Continuing the math questions.
Last week we scheduled a few minutes with another ADE ESS employee, Harold, who works exclusively with math on the state level in the schools. We explained the situation with the student and his specific needs for math supports, possible handwriting recognition, and the ability for him to show his work when solving math equations. There are a few potential programs and we eventually found 2 that would work well for the student. ModMath and Math paper. Modmath works well, has a small keyboard on the right side and allows numerous computations, but as far as we could tell it does not include exponents (x). The other program, Math paper includes exponents, but as the keyboard is setup in a more page based manner, it takes longer to flip between pages to quickly write out programs. But even with the extra time needed for page navigation, it accomplishes all of the requirements for the student, so Ann emailed the staff at the school and let them know about both programs. They have not responded yet to say how successful the programs are, but it will be interesting to find out.
There was another computer program called “efofex” that suited their purposes well, but it cost $50 and the district was having difficulty coming up with the funds for it. But due to a kindness or tax rebate by the company, students with disabilities are allowed access to this program for free by the company, they just need to provide the appropriate information in order to get a full version of the program.
Friday we went to Sierra Vista for the SMILE conference. It was held at Buena High School, which is apparently 40 years old. My father went to Buena High School in Sierra Vista, but he said that his high school was torn down shortly after he graduated. Based on the appearance of this school and especially the state of the bathrooms, this school was built very shortly after the original Buena High School was demolished.
The conference site was the most “unusual” I have ever attended, as it was at a high school with students still going to classes. All of the presenters had different classrooms, so people could attend any of the 2 hour sessions they wanted to. In our room there was a presentation about classroom setup and different supports for students with Autism in the morning session, and then video modeling in the second session.
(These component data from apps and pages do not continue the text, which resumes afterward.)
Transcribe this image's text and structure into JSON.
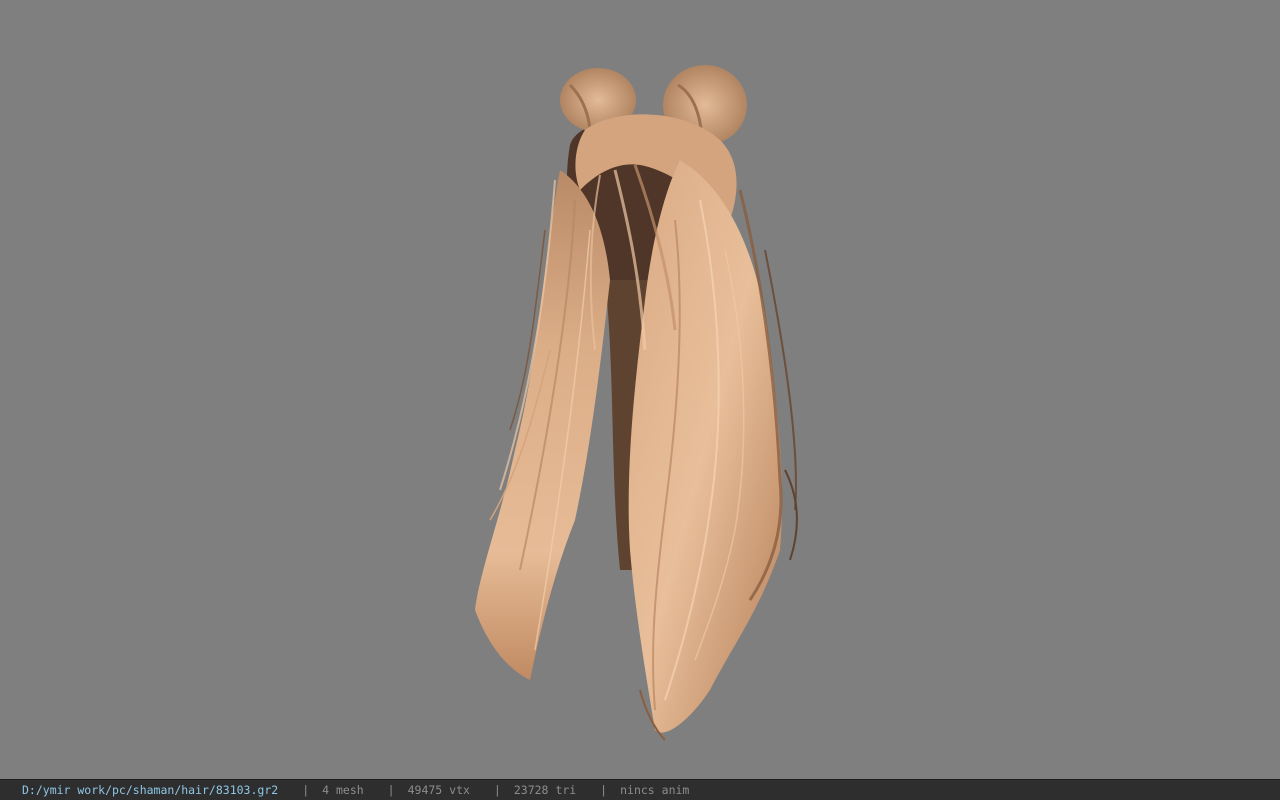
{
  "viewport": {
    "model_icon": "long-hair-twin-buns-model",
    "background_color": "#7f7f7f",
    "hair_light_color": "#e2b48e",
    "hair_mid_color": "#c9966d",
    "hair_dark_color": "#6a4a35"
  },
  "statusbar": {
    "file_path": "D:/ymir work/pc/shaman/hair/83103.gr2",
    "separator": "|",
    "mesh_count": "4 mesh",
    "vertex_count": "49475 vtx",
    "triangle_count": "23728 tri",
    "anim_status": "nincs anim",
    "path_color": "#8ec7e6",
    "text_color": "#8d8d8d"
  }
}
The first session got a decent turnout, but the session on video modeling was completely packed. Ann and I created several videos as part of the Video Modeling presentation, but due to their creativity and to give them the attention they deserve, I will post them in a separate blog post. I took notes from the day and you will find them and attached pictures below.
SMILE conference- sierra vista/cochise county- at buena high school
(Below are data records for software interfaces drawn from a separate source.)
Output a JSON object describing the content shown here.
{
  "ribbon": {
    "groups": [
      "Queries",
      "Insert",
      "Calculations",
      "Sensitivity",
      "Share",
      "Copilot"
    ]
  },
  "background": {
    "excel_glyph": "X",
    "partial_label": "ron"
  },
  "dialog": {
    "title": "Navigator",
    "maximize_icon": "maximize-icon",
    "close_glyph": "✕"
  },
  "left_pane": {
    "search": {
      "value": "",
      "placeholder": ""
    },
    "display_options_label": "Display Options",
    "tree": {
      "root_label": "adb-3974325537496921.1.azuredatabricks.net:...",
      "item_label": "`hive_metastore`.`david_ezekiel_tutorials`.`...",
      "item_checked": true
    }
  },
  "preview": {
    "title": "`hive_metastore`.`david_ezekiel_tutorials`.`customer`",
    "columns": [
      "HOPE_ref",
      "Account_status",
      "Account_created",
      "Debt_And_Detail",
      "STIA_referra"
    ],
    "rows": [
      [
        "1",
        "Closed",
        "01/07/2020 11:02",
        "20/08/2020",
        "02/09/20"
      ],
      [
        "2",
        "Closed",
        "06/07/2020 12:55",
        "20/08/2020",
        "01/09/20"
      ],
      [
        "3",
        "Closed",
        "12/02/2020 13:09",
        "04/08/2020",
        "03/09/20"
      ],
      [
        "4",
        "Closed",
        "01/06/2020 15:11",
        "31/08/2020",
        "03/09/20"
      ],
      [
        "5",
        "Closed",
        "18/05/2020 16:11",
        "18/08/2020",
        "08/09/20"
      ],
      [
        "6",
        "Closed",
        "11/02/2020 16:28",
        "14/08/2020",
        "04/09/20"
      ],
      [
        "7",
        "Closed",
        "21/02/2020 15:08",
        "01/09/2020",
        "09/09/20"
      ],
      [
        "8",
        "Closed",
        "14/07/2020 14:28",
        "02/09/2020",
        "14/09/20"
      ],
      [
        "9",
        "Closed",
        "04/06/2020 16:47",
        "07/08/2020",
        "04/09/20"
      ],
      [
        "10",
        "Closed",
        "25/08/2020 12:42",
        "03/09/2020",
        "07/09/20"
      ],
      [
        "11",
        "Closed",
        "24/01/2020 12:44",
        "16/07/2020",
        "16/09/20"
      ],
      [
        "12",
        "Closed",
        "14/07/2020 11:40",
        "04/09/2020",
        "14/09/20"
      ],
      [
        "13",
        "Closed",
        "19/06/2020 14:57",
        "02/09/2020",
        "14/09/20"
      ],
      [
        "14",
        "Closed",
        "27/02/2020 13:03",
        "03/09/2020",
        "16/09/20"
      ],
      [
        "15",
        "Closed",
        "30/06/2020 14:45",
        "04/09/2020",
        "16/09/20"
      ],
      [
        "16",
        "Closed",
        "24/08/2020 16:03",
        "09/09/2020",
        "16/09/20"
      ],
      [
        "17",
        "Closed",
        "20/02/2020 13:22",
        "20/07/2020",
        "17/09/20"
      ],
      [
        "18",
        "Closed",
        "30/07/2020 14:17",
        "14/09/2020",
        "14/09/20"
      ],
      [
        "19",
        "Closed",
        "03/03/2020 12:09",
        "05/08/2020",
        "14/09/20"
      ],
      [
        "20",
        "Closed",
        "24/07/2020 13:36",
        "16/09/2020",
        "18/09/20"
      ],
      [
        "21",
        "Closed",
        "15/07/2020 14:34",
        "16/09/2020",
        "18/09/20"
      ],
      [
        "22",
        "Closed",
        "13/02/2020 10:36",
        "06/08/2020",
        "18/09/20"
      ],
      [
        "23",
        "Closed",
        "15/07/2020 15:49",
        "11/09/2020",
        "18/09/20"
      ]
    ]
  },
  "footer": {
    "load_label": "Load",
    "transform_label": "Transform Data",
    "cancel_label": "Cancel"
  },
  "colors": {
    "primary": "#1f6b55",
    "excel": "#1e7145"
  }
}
Essential practices for programs serving students with ASD
by Suzanne Perry-ADE ESS
Standardizing practicies in complex systems: designing programs for students with autism spectrum disorders
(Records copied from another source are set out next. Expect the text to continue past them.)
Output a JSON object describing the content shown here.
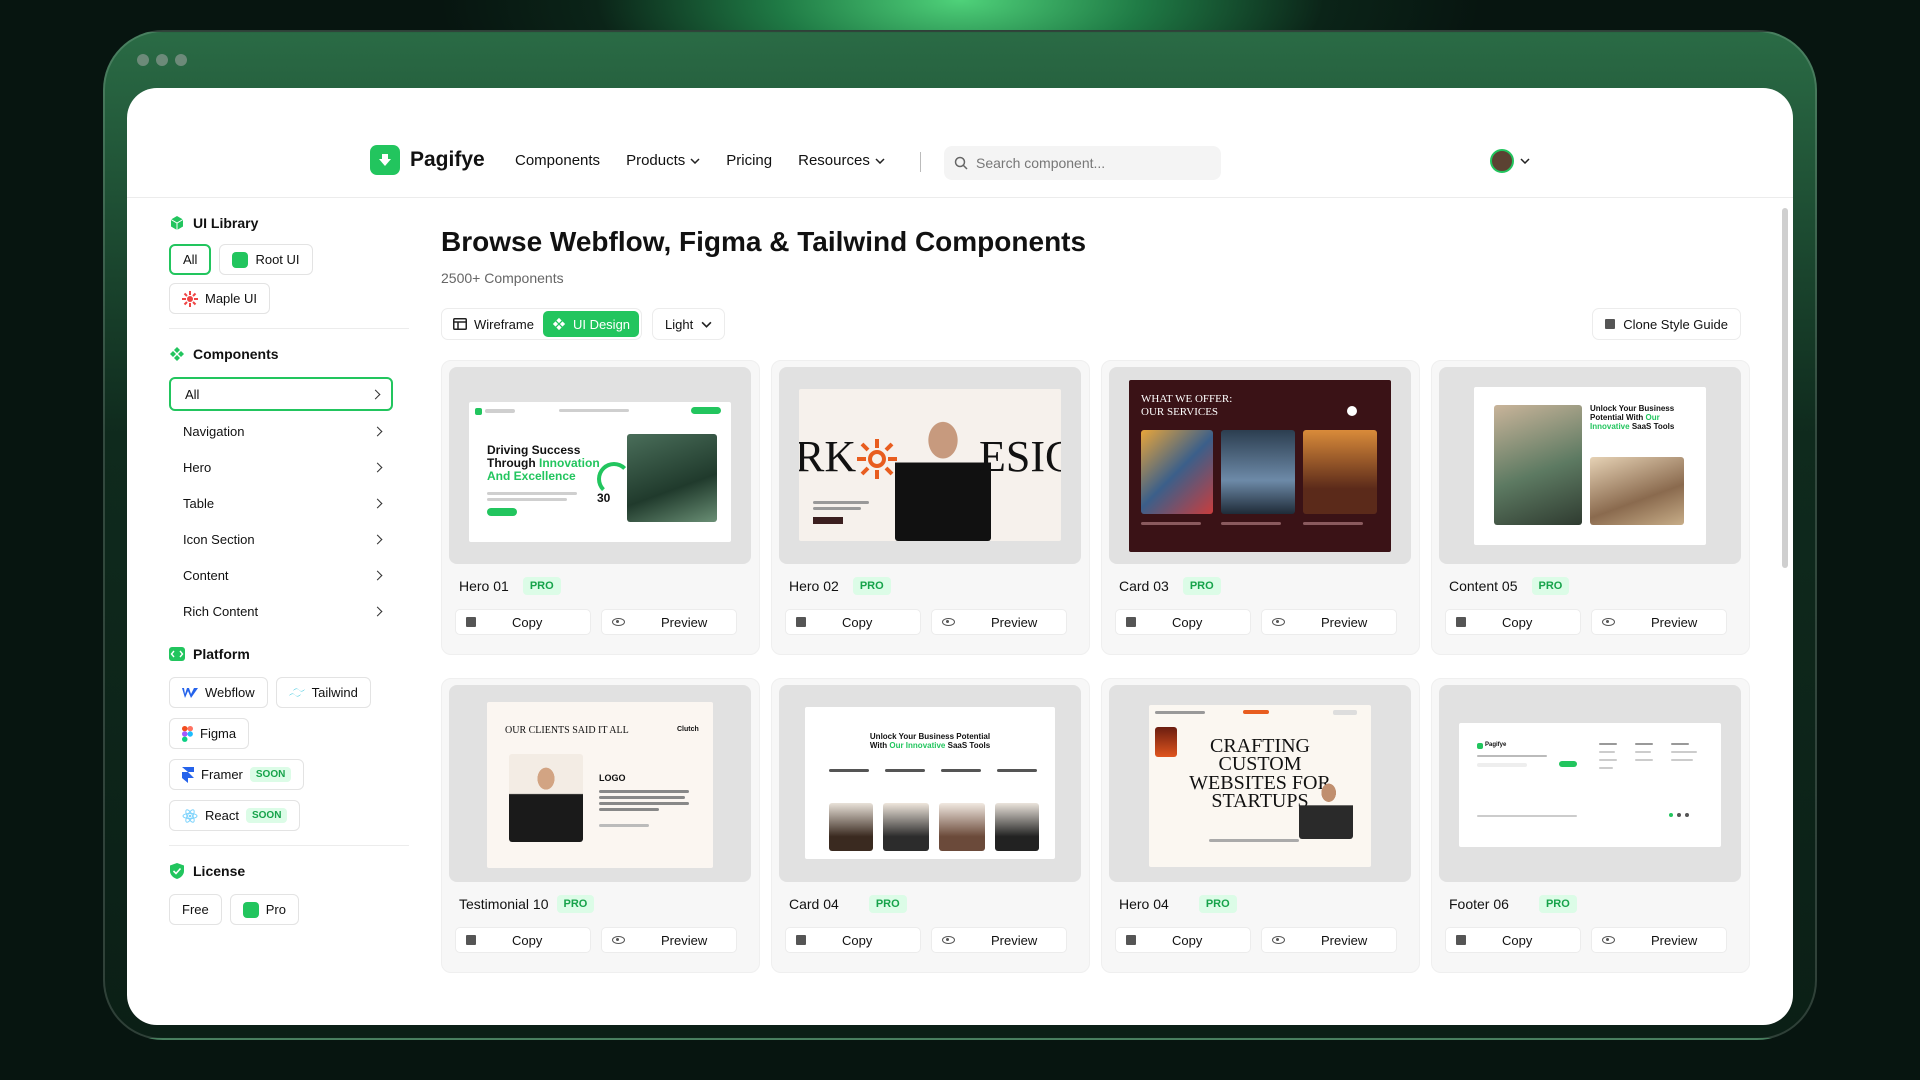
{
  "brand": {
    "name": "Pagifye",
    "accent": "#22c55e"
  },
  "nav": {
    "items": [
      {
        "label": "Components"
      },
      {
        "label": "Products"
      },
      {
        "label": "Pricing"
      },
      {
        "label": "Resources"
      }
    ]
  },
  "search": {
    "placeholder": "Search component..."
  },
  "sidebar": {
    "ui_library": {
      "title": "UI Library",
      "chips": [
        {
          "label": "All"
        },
        {
          "label": "Root UI"
        },
        {
          "label": "Maple UI"
        }
      ]
    },
    "components": {
      "title": "Components",
      "items": [
        {
          "label": "All"
        },
        {
          "label": "Navigation"
        },
        {
          "label": "Hero"
        },
        {
          "label": "Table"
        },
        {
          "label": "Icon Section"
        },
        {
          "label": "Content"
        },
        {
          "label": "Rich Content"
        }
      ]
    },
    "platform": {
      "title": "Platform",
      "chips": [
        {
          "label": "Webflow"
        },
        {
          "label": "Tailwind"
        },
        {
          "label": "Figma"
        },
        {
          "label": "Framer",
          "badge": "SOON"
        },
        {
          "label": "React",
          "badge": "SOON"
        }
      ]
    },
    "license": {
      "title": "License",
      "chips": [
        {
          "label": "Free"
        },
        {
          "label": "Pro"
        }
      ]
    }
  },
  "main": {
    "title": "Browse Webflow, Figma & Tailwind Components",
    "count": "2500+ Components",
    "view_toggle": [
      {
        "label": "Wireframe"
      },
      {
        "label": "UI Design"
      }
    ],
    "theme": "Light",
    "clone_label": "Clone Style Guide",
    "copy_label": "Copy",
    "preview_label": "Preview",
    "pro_label": "PRO",
    "cards": [
      {
        "name": "Hero 01",
        "thumb": {
          "headline_a": "Driving Success",
          "headline_b": "Through",
          "headline_hl": "Innovation",
          "headline_c": "And Excellence",
          "stat": "30"
        }
      },
      {
        "name": "Hero 02",
        "thumb": {
          "word_left": "RK",
          "word_right": "ESIG"
        }
      },
      {
        "name": "Card 03",
        "thumb": {
          "line1": "WHAT WE OFFER:",
          "line2": "OUR SERVICES"
        }
      },
      {
        "name": "Content 05",
        "thumb": {
          "line1": "Unlock Your Business",
          "line2": "Potential With",
          "hl": "Our",
          "line3": "Innovative",
          "line4": "SaaS Tools"
        }
      },
      {
        "name": "Testimonial 10",
        "thumb": {
          "heading": "OUR CLIENTS SAID IT ALL",
          "logo": "Clutch",
          "brand": "LOGO"
        }
      },
      {
        "name": "Card 04",
        "thumb": {
          "line1": "Unlock Your Business Potential",
          "line2": "With",
          "hl": "Our Innovative",
          "line3": "SaaS Tools"
        }
      },
      {
        "name": "Hero 04",
        "thumb": {
          "line1": "CRAFTING",
          "line2": "CUSTOM",
          "line3": "WEBSITES FOR",
          "line4": "STARTUPS"
        }
      },
      {
        "name": "Footer 06",
        "thumb": {
          "brand": "Pagifye"
        }
      }
    ]
  }
}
locating info on evidence based practices
learning about the techniques involved
recognizing the practices
selecting the next steps
planning and trying them out
maintaining, adding new
then do it all over again…
Essential classroom practices for students with ASD
schedules and visuals
“a daily schedule of activities is posted in the classroom and a system for communicating the activity schedule to students is evident. Individual student schedules are evidence when needed.”
“aac supports are available to the student at all times and designed individually according to the students needs and learner characteristics”
snap type- take picture of document, then type in text boxes around the picture
one parapro said that writing down positive behavior incidents takes too long, so she has sets of rubber bands on one arm, and when the student does something positive she moves a band to the other hand.
echoing hope ranch for “autistic adults”. yes, I know it’s not person first language.
mary keeney- pintrest
lauren s. enders- pintrest- slp with many resources
video modeling presentation notes below handouts.
Video Modeling Presentation by Mary Keeney and Suzanne Perry
During massive video issues, Mary said, “I ordered a book on how to make shadow puppets on the screen. I haven’t read it yet, but I’m looking forward to reading it”. The she made shadow puppets for a min or two. great great way to diffuse the situation while we loaded the correct video
4 Types of Video Modeling
videotaping the student, editing it to show the desired behavior or activity
primary model is someone other than the student.
point of view video modeling
targeted behavior is videoed as it would look through the student’s eyes.
Only the hands of the model and the materials being used are seen in the video.
shows sequence of task or behavior in different clips
task is broken down into parts.
not shown start-to-finish
the student views one part, followed by a pause
at the pause, the student is asked to perform that part of the task.
the process is repeated until the entire sequence of behaviors is complete
Does it matter if the person being video taped looks like the person who the video is being created for? No, doesn’t matter at all.
smart board app, that works with the smart board in the classroom would have character recognition but would still allow the student to work through the equation without assistance or having it solved for him.
smartnotebook for computer.
Notes from the week: